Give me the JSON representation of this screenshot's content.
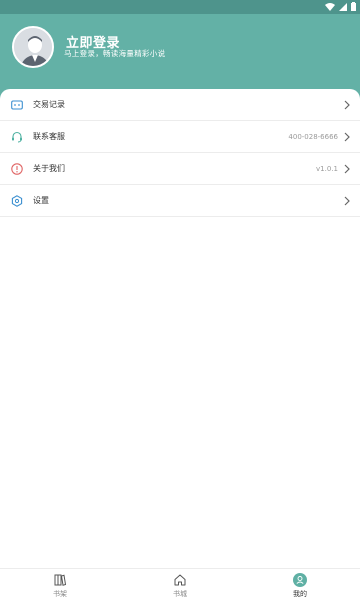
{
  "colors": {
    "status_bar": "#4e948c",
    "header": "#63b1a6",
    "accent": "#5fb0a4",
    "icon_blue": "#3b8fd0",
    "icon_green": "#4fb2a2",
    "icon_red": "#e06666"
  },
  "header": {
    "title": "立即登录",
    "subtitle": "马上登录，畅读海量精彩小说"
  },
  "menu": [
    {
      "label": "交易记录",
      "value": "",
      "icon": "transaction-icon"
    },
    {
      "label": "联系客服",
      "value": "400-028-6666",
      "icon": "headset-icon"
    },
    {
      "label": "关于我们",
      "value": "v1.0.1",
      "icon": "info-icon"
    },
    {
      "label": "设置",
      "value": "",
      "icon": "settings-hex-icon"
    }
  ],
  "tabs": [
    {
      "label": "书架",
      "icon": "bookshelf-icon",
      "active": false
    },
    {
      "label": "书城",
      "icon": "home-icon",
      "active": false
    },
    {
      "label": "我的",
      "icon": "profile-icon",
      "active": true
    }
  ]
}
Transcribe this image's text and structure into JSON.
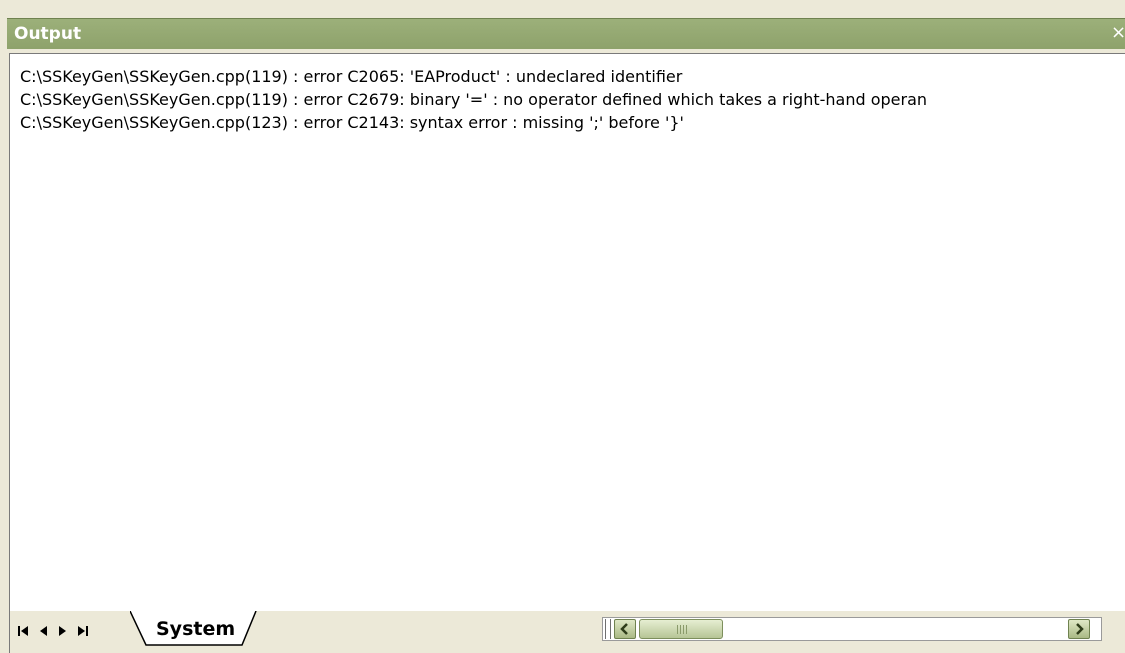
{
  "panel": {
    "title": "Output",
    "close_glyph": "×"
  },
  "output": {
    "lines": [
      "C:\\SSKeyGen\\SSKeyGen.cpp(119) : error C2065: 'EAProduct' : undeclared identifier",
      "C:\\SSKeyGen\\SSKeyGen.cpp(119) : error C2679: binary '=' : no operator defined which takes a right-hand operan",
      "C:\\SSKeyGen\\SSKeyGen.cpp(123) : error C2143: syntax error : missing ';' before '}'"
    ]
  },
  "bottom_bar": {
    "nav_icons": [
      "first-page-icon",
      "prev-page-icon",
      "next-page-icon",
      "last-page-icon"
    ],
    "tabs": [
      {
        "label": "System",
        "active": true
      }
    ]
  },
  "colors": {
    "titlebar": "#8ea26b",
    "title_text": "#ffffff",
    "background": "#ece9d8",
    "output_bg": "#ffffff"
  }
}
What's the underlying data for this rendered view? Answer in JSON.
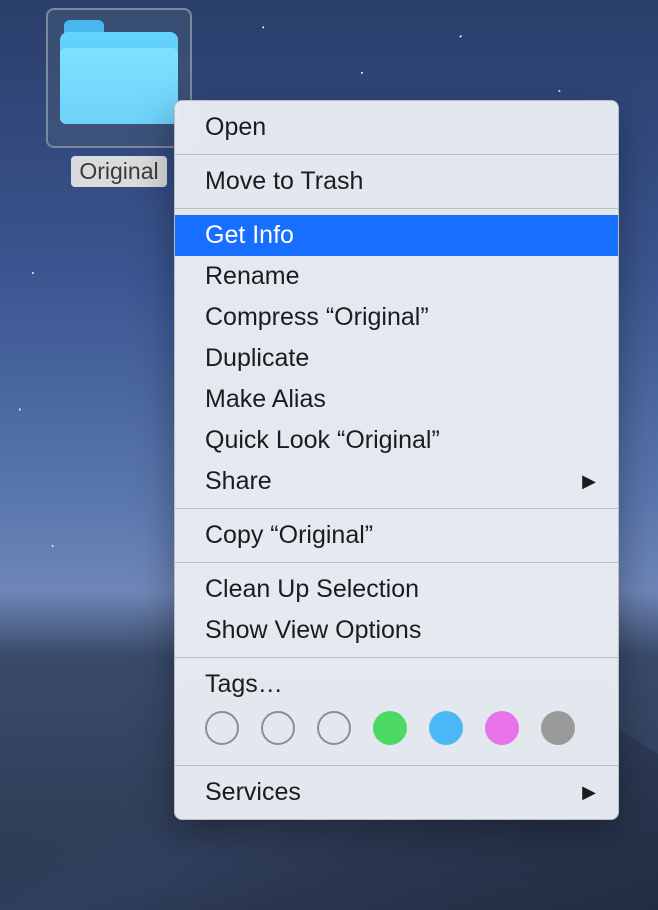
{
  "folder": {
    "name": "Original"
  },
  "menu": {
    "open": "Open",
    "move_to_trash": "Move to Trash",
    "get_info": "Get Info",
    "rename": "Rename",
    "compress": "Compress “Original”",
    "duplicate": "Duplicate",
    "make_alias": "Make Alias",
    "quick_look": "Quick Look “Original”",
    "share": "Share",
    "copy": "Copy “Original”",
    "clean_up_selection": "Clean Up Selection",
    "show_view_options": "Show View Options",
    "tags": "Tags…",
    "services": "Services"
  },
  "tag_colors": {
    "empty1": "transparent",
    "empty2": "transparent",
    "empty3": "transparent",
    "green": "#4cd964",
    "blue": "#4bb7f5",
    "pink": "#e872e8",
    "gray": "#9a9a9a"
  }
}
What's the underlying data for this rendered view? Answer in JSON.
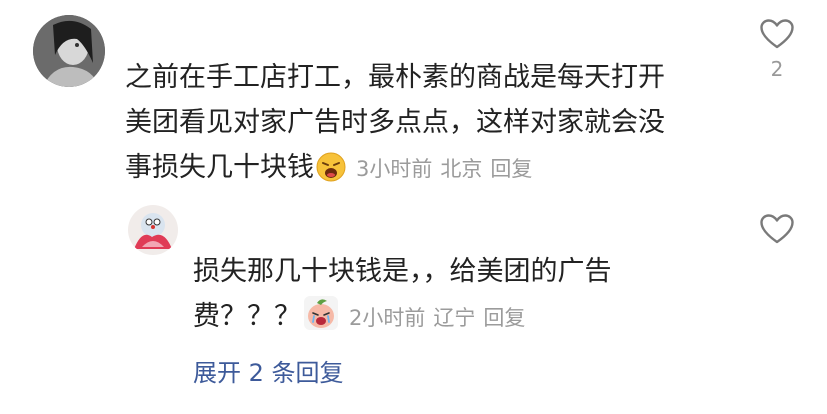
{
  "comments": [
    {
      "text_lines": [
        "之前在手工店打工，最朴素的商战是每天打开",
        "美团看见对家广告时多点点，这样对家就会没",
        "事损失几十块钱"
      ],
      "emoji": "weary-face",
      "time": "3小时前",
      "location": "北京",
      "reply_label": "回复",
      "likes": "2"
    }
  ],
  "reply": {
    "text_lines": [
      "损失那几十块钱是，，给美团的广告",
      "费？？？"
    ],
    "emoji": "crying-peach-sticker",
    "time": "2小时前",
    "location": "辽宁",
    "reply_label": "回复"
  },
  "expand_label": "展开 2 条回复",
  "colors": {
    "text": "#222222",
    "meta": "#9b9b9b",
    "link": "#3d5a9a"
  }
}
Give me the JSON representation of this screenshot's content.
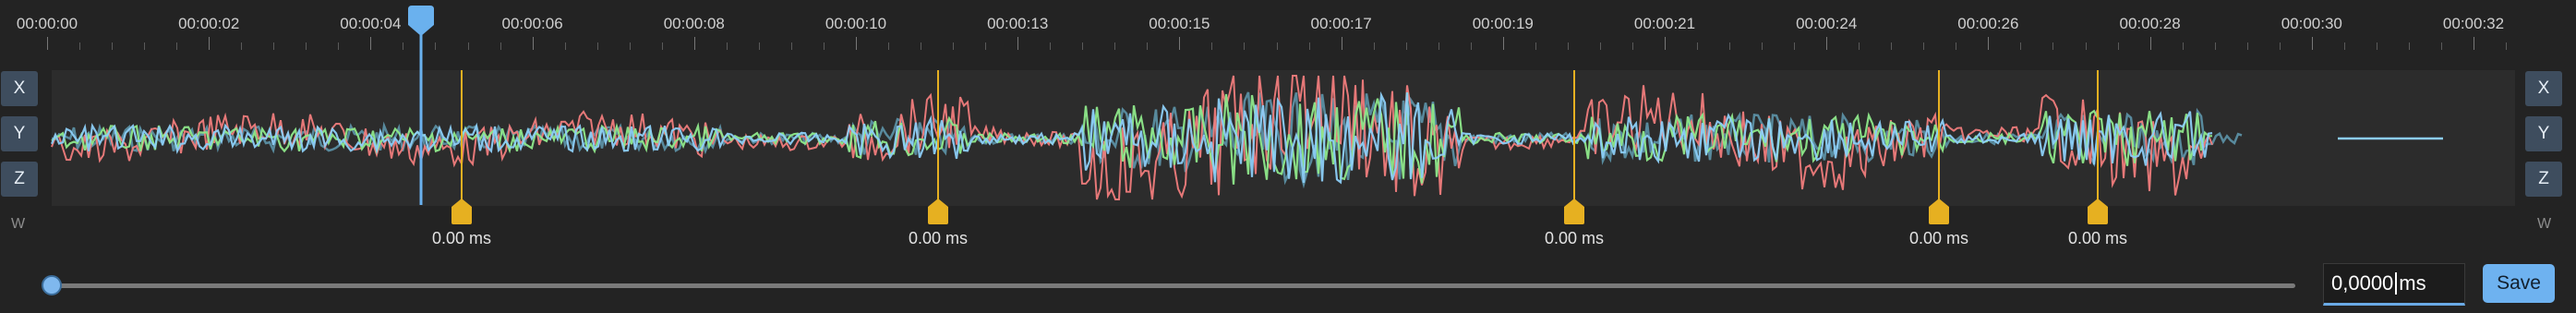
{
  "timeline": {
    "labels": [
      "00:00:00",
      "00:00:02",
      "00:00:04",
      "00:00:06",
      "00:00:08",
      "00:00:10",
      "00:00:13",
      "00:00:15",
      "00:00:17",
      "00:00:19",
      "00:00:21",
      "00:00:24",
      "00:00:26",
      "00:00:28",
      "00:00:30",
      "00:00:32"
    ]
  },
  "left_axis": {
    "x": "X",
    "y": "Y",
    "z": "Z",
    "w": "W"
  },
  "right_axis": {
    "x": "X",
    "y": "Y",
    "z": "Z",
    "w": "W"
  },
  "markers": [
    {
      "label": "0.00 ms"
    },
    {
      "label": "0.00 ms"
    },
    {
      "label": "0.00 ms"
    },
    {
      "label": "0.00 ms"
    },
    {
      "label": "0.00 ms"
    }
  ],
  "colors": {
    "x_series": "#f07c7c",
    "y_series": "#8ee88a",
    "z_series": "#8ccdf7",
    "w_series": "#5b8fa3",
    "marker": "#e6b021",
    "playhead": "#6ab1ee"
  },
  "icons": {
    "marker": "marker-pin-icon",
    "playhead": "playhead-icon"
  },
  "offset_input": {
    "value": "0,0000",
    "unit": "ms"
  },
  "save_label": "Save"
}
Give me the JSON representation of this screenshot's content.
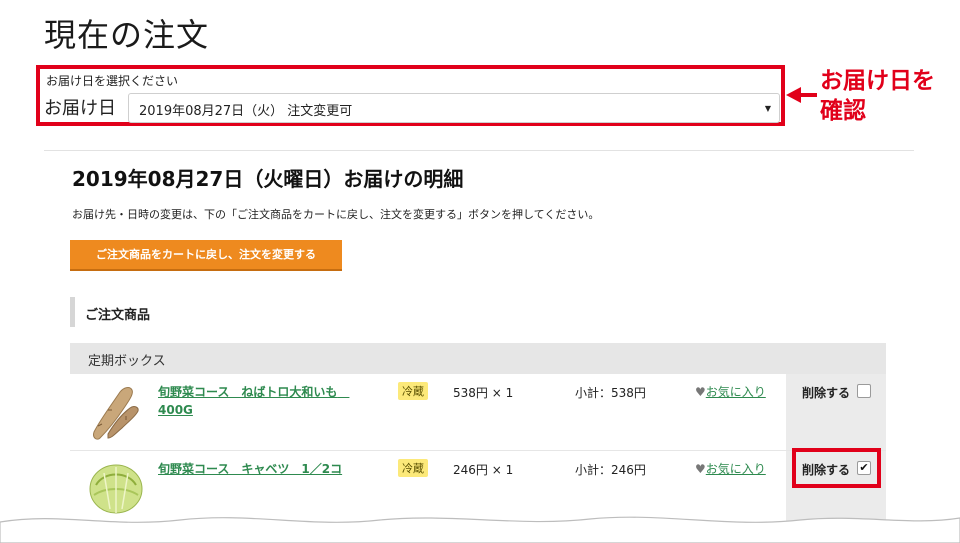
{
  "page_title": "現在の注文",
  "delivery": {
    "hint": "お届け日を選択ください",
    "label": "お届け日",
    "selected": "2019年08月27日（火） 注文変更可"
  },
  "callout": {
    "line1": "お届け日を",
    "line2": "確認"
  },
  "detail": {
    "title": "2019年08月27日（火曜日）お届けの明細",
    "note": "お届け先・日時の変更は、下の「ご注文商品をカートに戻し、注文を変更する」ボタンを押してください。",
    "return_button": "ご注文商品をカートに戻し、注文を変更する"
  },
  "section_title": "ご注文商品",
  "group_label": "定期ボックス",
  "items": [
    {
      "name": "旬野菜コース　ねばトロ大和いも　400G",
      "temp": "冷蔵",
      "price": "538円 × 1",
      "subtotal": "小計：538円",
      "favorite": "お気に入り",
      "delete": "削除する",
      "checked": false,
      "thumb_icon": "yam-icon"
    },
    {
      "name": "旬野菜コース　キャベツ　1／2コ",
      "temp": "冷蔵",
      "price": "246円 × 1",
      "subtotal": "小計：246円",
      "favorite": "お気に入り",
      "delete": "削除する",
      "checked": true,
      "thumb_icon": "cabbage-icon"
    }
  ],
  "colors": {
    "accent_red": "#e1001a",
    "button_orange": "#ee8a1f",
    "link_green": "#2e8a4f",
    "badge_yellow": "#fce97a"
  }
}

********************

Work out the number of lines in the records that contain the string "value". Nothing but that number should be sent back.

=== Result below ===
5